··· Dataset excerpts

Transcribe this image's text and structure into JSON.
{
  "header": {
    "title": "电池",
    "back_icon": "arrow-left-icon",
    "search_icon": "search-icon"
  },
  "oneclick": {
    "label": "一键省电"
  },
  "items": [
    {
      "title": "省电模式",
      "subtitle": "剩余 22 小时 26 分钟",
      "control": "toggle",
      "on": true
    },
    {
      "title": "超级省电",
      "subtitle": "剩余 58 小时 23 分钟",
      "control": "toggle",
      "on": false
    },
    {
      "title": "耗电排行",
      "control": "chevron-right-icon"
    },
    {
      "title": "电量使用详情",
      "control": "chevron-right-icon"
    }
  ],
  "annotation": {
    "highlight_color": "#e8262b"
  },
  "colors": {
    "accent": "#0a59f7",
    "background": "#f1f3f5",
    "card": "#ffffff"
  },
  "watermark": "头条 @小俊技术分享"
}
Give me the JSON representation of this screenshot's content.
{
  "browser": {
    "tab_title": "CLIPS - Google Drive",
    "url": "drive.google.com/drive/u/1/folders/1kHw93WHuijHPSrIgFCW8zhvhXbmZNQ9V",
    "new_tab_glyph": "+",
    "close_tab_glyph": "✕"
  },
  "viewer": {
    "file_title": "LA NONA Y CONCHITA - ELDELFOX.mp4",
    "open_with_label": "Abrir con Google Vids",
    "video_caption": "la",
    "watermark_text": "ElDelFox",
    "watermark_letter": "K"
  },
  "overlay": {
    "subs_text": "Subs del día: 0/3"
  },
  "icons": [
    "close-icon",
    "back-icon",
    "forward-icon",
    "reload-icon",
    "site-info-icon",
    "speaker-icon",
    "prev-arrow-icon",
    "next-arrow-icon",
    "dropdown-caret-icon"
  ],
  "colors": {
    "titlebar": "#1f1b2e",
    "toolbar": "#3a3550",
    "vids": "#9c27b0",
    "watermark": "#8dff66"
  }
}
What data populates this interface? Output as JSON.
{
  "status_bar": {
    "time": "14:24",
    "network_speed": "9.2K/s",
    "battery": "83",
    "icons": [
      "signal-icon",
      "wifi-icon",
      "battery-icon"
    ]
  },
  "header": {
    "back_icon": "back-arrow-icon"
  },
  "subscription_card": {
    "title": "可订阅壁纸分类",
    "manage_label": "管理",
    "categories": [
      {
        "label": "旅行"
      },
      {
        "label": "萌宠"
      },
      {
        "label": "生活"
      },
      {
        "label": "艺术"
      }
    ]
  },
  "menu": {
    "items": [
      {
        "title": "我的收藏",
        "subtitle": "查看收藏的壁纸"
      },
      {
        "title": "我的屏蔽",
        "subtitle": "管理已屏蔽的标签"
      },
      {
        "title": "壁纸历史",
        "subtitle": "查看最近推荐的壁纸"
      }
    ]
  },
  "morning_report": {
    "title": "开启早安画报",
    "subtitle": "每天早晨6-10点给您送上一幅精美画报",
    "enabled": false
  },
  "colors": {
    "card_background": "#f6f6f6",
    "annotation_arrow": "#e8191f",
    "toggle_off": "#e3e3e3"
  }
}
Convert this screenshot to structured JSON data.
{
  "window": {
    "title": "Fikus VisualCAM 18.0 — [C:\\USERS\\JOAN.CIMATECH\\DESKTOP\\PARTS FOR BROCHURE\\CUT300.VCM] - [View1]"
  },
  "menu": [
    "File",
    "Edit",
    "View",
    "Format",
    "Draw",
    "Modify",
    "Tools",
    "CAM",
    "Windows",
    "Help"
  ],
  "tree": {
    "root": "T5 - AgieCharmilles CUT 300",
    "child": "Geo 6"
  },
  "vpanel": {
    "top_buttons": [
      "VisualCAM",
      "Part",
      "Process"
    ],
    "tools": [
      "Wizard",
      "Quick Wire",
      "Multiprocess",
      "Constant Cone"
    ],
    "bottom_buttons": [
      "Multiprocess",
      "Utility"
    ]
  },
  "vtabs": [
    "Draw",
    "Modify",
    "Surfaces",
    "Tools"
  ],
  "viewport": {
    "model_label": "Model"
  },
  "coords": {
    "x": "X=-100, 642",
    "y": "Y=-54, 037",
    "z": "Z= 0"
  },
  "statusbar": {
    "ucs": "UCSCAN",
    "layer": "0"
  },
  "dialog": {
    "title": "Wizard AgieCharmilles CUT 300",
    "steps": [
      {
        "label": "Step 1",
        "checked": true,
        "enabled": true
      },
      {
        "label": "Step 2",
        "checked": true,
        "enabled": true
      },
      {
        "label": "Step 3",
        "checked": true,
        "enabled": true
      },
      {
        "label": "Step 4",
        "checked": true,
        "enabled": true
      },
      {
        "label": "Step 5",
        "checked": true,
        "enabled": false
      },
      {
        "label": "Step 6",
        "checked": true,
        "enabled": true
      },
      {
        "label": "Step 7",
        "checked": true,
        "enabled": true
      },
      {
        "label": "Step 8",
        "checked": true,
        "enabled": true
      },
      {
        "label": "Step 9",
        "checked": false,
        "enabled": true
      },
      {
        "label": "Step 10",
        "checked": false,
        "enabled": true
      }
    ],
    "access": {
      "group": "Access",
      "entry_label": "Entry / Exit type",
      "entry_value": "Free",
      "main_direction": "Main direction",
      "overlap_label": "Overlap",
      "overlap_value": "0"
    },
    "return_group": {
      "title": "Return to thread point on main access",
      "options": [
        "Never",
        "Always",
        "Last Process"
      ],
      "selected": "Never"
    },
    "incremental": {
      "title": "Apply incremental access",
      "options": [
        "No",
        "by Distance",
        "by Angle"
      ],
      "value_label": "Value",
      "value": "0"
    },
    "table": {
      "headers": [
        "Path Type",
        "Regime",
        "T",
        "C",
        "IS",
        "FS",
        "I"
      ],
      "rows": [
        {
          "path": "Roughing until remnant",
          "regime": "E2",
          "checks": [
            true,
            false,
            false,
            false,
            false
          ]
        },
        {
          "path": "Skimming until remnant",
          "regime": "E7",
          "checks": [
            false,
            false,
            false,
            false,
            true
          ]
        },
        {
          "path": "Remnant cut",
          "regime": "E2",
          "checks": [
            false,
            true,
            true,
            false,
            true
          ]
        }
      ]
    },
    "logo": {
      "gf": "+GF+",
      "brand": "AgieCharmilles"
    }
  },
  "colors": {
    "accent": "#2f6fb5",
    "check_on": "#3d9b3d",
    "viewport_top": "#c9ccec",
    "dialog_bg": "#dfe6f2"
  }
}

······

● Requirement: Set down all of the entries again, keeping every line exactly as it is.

● Response to the task:
Transcribe this image's text and structure into JSON.
{
  "header": {
    "title": "电池",
    "back_icon": "arrow-left-icon",
    "search_icon": "search-icon"
  },
  "oneclick": {
    "label": "一键省电"
  },
  "items": [
    {
      "title": "省电模式",
      "subtitle": "剩余 22 小时 26 分钟",
      "control": "toggle",
      "on": true
    },
    {
      "title": "超级省电",
      "subtitle": "剩余 58 小时 23 分钟",
      "control": "toggle",
      "on": false
    },
    {
      "title": "耗电排行",
      "control": "chevron-right-icon"
    },
    {
      "title": "电量使用详情",
      "control": "chevron-right-icon"
    }
  ],
  "annotation": {
    "highlight_color": "#e8262b"
  },
  "colors": {
    "accent": "#0a59f7",
    "background": "#f1f3f5",
    "card": "#ffffff"
  },
  "watermark": "头条 @小俊技术分享"
}
Give me the JSON representation of this screenshot's content.
{
  "browser": {
    "tab_title": "CLIPS - Google Drive",
    "url": "drive.google.com/drive/u/1/folders/1kHw93WHuijHPSrIgFCW8zhvhXbmZNQ9V",
    "new_tab_glyph": "+",
    "close_tab_glyph": "✕"
  },
  "viewer": {
    "file_title": "LA NONA Y CONCHITA - ELDELFOX.mp4",
    "open_with_label": "Abrir con Google Vids",
    "video_caption": "la",
    "watermark_text": "ElDelFox",
    "watermark_letter": "K"
  },
  "overlay": {
    "subs_text": "Subs del día: 0/3"
  },
  "icons": [
    "close-icon",
    "back-icon",
    "forward-icon",
    "reload-icon",
    "site-info-icon",
    "speaker-icon",
    "prev-arrow-icon",
    "next-arrow-icon",
    "dropdown-caret-icon"
  ],
  "colors": {
    "titlebar": "#1f1b2e",
    "toolbar": "#3a3550",
    "vids": "#9c27b0",
    "watermark": "#8dff66"
  }
}
What data populates this interface? Output as JSON.
{
  "status_bar": {
    "time": "14:24",
    "network_speed": "9.2K/s",
    "battery": "83",
    "icons": [
      "signal-icon",
      "wifi-icon",
      "battery-icon"
    ]
  },
  "header": {
    "back_icon": "back-arrow-icon"
  },
  "subscription_card": {
    "title": "可订阅壁纸分类",
    "manage_label": "管理",
    "categories": [
      {
        "label": "旅行"
      },
      {
        "label": "萌宠"
      },
      {
        "label": "生活"
      },
      {
        "label": "艺术"
      }
    ]
  },
  "menu": {
    "items": [
      {
        "title": "我的收藏",
        "subtitle": "查看收藏的壁纸"
      },
      {
        "title": "我的屏蔽",
        "subtitle": "管理已屏蔽的标签"
      },
      {
        "title": "壁纸历史",
        "subtitle": "查看最近推荐的壁纸"
      }
    ]
  },
  "morning_report": {
    "title": "开启早安画报",
    "subtitle": "每天早晨6-10点给您送上一幅精美画报",
    "enabled": false
  },
  "colors": {
    "card_background": "#f6f6f6",
    "annotation_arrow": "#e8191f",
    "toggle_off": "#e3e3e3"
  }
}
Convert this screenshot to structured JSON data.
{
  "window": {
    "title": "Fikus VisualCAM 18.0 — [C:\\USERS\\JOAN.CIMATECH\\DESKTOP\\PARTS FOR BROCHURE\\CUT300.VCM] - [View1]"
  },
  "menu": [
    "File",
    "Edit",
    "View",
    "Format",
    "Draw",
    "Modify",
    "Tools",
    "CAM",
    "Windows",
    "Help"
  ],
  "tree": {
    "root": "T5 - AgieCharmilles CUT 300",
    "child": "Geo 6"
  },
  "vpanel": {
    "top_buttons": [
      "VisualCAM",
      "Part",
      "Process"
    ],
    "tools": [
      "Wizard",
      "Quick Wire",
      "Multiprocess",
      "Constant Cone"
    ],
    "bottom_buttons": [
      "Multiprocess",
      "Utility"
    ]
  },
  "vtabs": [
    "Draw",
    "Modify",
    "Surfaces",
    "Tools"
  ],
  "viewport": {
    "model_label": "Model"
  },
  "coords": {
    "x": "X=-100, 642",
    "y": "Y=-54, 037",
    "z": "Z= 0"
  },
  "statusbar": {
    "ucs": "UCSCAN",
    "layer": "0"
  },
  "dialog": {
    "title": "Wizard AgieCharmilles CUT 300",
    "steps": [
      {
        "label": "Step 1",
        "checked": true,
        "enabled": true
      },
      {
        "label": "Step 2",
        "checked": true,
        "enabled": true
      },
      {
        "label": "Step 3",
        "checked": true,
        "enabled": true
      },
      {
        "label": "Step 4",
        "checked": true,
        "enabled": true
      },
      {
        "label": "Step 5",
        "checked": true,
        "enabled": false
      },
      {
        "label": "Step 6",
        "checked": true,
        "enabled": true
      },
      {
        "label": "Step 7",
        "checked": true,
        "enabled": true
      },
      {
        "label": "Step 8",
        "checked": true,
        "enabled": true
      },
      {
        "label": "Step 9",
        "checked": false,
        "enabled": true
      },
      {
        "label": "Step 10",
        "checked": false,
        "enabled": true
      }
    ],
    "access": {
      "group": "Access",
      "entry_label": "Entry / Exit type",
      "entry_value": "Free",
      "main_direction": "Main direction",
      "overlap_label": "Overlap",
      "overlap_value": "0"
    },
    "return_group": {
      "title": "Return to thread point on main access",
      "options": [
        "Never",
        "Always",
        "Last Process"
      ],
      "selected": "Never"
    },
    "incremental": {
      "title": "Apply incremental access",
      "options": [
        "No",
        "by Distance",
        "by Angle"
      ],
      "value_label": "Value",
      "value": "0"
    },
    "table": {
      "headers": [
        "Path Type",
        "Regime",
        "T",
        "C",
        "IS",
        "FS",
        "I"
      ],
      "rows": [
        {
          "path": "Roughing until remnant",
          "regime": "E2",
          "checks": [
            true,
            false,
            false,
            false,
            false
          ]
        },
        {
          "path": "Skimming until remnant",
          "regime": "E7",
          "checks": [
            false,
            false,
            false,
            false,
            true
          ]
        },
        {
          "path": "Remnant cut",
          "regime": "E2",
          "checks": [
            false,
            true,
            true,
            false,
            true
          ]
        }
      ]
    },
    "logo": {
      "gf": "+GF+",
      "brand": "AgieCharmilles"
    }
  },
  "colors": {
    "accent": "#2f6fb5",
    "check_on": "#3d9b3d",
    "viewport_top": "#c9ccec",
    "dialog_bg": "#dfe6f2"
  }
}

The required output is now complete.